Reminds me of another story. Several years ago Chalice Christian Church resettled a man named Kambiz Golsham from Iran. Kambiz was Bahai. A part of the persecution he endured was that his marriage in the Bahai church was not recognized by the state. The totalitarian regime in Iran went so far as to arrest clergy who performed the ceremonies for facilitating prostitution, but it did not recognize the Bahai marriages.

Reminds me of something else. There are several gay couples who attend Chalice, which is located in the United States of America. The government here rejects their marriages, like the Iranian government rejected Kambiz's and Claudius II rejected young Romans'. When I log their donations to Chalice, I must keep them separated because the couples can't file joint returns. So, once a week I am reminded that my country continues senslessly discriminate against my friends and fellow Christians.

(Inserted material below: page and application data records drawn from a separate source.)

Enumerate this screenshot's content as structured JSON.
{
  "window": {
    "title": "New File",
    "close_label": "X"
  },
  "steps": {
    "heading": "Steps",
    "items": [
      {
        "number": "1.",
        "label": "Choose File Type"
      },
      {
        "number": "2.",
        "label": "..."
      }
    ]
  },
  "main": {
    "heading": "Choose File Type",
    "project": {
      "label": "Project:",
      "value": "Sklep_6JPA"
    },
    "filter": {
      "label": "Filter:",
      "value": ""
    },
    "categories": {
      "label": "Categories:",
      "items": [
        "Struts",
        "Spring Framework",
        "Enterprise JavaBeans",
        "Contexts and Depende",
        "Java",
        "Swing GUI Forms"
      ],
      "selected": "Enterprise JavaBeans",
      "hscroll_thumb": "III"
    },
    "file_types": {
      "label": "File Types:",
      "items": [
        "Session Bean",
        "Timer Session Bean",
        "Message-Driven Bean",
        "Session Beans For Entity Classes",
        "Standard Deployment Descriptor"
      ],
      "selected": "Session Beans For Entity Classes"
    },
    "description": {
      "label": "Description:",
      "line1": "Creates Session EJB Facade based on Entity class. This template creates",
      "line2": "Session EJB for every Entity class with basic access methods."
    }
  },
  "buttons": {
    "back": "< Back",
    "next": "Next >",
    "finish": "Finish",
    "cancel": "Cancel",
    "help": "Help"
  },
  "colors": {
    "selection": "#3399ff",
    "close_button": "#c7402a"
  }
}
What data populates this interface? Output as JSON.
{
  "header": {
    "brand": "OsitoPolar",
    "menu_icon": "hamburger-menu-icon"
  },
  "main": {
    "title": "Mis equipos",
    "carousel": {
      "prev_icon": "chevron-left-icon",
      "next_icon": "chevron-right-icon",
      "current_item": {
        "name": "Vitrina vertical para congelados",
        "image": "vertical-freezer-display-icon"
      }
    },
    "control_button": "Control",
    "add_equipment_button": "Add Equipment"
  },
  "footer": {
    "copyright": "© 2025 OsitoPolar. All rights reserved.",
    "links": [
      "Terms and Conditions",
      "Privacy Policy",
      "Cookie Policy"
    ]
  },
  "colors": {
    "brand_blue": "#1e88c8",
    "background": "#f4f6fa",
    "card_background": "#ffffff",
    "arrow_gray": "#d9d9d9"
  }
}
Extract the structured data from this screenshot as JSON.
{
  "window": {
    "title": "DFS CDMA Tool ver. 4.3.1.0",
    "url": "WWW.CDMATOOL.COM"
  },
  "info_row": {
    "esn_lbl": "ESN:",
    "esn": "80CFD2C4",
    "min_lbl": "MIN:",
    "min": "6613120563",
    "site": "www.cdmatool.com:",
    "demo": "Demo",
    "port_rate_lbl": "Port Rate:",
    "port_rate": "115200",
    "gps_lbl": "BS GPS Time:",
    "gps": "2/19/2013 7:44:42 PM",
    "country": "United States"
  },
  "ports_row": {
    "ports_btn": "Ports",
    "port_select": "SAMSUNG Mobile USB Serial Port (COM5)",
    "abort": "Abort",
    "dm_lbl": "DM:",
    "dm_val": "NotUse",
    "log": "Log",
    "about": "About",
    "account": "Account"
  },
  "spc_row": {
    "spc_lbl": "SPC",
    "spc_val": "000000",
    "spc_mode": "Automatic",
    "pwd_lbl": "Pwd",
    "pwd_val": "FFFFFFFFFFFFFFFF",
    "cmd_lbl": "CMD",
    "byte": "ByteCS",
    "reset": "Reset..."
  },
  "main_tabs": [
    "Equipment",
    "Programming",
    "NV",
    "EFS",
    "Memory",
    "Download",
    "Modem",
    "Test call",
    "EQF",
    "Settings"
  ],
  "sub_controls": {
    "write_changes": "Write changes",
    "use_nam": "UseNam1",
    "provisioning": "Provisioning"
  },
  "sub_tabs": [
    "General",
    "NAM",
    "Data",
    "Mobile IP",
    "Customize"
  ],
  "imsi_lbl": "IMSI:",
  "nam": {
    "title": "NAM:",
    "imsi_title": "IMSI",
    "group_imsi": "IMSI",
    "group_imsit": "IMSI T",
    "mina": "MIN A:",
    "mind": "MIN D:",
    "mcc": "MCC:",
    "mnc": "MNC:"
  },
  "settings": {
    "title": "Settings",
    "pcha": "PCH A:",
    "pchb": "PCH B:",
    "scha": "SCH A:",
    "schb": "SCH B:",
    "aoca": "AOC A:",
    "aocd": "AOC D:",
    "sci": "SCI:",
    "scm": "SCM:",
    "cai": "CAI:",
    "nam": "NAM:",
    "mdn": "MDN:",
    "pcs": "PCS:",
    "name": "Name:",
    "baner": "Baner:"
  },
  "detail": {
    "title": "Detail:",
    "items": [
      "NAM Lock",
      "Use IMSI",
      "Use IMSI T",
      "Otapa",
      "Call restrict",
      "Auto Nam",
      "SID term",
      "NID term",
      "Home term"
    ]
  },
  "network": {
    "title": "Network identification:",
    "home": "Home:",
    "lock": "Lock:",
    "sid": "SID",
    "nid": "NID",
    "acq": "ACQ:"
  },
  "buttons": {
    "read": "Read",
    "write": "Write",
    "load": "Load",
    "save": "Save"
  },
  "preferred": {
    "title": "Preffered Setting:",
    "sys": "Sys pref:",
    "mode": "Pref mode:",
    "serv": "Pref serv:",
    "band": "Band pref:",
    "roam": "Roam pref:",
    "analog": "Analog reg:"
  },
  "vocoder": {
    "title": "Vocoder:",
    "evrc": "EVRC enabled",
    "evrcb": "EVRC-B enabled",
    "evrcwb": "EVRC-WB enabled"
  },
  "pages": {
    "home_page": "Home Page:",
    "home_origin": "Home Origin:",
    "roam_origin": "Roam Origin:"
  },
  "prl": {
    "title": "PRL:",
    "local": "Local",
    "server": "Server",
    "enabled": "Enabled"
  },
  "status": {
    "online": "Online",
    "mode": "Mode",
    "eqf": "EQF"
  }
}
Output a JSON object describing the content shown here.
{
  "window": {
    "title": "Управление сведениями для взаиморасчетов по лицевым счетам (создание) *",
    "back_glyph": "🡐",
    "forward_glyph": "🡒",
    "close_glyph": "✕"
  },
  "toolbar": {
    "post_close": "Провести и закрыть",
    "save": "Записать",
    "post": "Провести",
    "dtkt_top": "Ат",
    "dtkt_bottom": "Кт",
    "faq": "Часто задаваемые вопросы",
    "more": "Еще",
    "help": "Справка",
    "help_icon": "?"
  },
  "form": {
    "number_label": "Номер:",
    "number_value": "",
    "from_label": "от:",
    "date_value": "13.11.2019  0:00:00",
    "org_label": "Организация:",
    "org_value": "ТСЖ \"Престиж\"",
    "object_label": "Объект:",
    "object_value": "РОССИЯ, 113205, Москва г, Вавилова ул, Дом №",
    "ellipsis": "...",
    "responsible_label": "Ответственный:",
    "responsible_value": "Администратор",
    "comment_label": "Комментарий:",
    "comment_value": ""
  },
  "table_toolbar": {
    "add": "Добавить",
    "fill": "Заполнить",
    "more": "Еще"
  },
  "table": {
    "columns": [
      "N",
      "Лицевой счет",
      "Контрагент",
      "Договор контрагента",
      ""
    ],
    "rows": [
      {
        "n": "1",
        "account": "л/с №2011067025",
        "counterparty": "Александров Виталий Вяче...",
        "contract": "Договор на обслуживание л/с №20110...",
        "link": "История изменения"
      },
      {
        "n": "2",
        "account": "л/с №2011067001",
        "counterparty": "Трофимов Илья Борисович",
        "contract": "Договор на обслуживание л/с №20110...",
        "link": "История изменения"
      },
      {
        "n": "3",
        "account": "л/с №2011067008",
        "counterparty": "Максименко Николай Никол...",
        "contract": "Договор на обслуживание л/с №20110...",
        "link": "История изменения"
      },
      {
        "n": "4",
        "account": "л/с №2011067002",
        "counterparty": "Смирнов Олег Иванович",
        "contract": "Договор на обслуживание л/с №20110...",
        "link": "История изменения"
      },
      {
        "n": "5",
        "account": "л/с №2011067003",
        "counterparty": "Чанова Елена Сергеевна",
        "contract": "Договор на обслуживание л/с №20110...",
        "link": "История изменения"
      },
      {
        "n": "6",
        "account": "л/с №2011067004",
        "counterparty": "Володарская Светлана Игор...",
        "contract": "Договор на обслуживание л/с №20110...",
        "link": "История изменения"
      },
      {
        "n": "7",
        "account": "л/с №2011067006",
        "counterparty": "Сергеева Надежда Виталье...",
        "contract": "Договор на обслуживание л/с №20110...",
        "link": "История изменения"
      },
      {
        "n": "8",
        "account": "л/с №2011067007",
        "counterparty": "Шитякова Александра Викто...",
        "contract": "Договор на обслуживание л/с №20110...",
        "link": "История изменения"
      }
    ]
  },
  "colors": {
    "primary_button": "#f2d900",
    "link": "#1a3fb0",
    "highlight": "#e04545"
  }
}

I wonder how often they are reminded of that?


P.S. thanks to Jimmy Gawne for reminding me of the legend of St. Valentine in his FB Status.

Sunday, February 13, 2011

For Kate

Lycurgus set the number of Senators at 28. In discussing the reasoning behind the number Plutarch writes:
As for the determinate number of twenty-eight, Aristotle states, that it so fell out because two of the original associates, for want of courage, fell off from the enterprise; but Sphaerus assures us that there were but twenty-eight of the confederates at first; perhaps there is some mystery in the number, which consists of seven multiplied by four, and is the first of perfect numbers after six, being, as that is, equal to all its parts.
I have asked Kate what 6, 28 and 496 have in common. This will serve as her clue if she takes me up on my suggestion to read my blog. (Anything to drive up traffic.)